───── Data for processing

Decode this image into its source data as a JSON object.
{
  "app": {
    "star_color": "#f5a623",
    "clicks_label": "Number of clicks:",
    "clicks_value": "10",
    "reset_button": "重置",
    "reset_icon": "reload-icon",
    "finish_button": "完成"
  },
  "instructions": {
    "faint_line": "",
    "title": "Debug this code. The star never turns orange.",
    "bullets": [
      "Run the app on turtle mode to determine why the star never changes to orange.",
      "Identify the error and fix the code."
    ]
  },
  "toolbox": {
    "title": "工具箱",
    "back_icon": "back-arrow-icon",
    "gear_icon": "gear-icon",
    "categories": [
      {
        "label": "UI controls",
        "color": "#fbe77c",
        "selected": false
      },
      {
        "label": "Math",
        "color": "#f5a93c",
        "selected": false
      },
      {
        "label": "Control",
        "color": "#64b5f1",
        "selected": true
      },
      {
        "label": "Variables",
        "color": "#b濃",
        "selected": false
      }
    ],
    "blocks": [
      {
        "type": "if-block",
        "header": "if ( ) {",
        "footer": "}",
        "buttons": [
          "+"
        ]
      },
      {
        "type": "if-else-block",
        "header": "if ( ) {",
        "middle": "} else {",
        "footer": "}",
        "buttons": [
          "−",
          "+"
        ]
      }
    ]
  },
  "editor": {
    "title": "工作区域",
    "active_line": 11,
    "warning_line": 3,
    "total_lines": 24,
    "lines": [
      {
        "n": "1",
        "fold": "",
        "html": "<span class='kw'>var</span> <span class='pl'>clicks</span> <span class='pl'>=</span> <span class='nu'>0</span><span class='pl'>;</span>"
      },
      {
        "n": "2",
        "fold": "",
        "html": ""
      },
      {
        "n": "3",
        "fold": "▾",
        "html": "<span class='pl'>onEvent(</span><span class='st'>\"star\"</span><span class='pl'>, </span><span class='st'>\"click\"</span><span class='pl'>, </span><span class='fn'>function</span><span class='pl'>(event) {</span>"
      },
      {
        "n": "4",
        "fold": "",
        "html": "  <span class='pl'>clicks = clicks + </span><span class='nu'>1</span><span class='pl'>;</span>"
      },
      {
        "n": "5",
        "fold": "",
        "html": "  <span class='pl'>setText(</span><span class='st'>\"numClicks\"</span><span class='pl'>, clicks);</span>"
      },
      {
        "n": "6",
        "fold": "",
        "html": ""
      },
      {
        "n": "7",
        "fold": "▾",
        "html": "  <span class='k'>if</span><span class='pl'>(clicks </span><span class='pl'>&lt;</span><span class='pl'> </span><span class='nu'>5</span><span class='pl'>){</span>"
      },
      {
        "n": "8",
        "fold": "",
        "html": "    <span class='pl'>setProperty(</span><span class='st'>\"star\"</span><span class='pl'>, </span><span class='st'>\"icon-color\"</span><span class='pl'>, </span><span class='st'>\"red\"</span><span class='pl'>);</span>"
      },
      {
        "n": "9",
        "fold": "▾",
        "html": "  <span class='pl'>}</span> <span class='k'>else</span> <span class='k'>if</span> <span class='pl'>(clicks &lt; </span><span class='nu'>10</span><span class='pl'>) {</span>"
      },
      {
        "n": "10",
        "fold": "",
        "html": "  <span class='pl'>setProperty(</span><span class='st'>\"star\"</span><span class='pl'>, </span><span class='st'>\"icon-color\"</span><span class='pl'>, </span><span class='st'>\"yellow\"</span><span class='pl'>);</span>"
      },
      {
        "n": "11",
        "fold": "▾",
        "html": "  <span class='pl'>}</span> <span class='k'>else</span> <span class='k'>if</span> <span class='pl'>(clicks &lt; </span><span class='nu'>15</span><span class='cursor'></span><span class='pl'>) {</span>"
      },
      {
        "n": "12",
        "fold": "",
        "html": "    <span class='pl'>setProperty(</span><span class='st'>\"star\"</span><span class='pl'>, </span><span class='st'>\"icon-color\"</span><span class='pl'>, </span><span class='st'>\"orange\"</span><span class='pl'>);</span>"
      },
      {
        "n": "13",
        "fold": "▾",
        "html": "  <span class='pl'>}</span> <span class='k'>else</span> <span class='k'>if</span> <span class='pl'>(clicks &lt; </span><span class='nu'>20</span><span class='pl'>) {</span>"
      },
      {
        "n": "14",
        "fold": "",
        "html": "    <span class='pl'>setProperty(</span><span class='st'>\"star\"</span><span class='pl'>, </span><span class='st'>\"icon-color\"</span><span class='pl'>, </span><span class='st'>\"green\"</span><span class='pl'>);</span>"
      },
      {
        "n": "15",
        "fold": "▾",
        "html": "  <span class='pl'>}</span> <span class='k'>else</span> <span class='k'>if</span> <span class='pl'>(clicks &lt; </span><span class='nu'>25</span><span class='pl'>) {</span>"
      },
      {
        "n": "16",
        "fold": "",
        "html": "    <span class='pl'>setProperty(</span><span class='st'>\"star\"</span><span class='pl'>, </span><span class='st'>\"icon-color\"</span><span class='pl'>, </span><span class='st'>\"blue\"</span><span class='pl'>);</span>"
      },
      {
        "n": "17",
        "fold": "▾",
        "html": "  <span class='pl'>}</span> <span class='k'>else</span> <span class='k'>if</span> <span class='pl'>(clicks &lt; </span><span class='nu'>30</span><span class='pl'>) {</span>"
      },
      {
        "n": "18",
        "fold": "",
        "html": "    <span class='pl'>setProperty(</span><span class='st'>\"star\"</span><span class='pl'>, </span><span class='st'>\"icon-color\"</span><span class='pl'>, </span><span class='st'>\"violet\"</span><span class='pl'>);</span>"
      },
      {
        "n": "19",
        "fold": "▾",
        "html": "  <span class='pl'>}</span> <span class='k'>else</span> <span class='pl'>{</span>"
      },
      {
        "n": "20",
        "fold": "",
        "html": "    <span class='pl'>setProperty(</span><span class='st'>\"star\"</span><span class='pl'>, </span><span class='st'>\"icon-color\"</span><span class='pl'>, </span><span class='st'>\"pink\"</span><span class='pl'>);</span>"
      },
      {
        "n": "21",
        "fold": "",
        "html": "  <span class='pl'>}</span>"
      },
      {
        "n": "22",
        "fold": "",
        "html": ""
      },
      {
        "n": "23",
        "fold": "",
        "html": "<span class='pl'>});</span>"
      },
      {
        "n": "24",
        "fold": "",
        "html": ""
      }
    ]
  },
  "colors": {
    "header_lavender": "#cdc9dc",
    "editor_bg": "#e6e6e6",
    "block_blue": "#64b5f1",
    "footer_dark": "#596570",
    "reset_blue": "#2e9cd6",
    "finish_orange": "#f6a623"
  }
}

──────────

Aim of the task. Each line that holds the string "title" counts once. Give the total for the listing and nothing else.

Response area. 3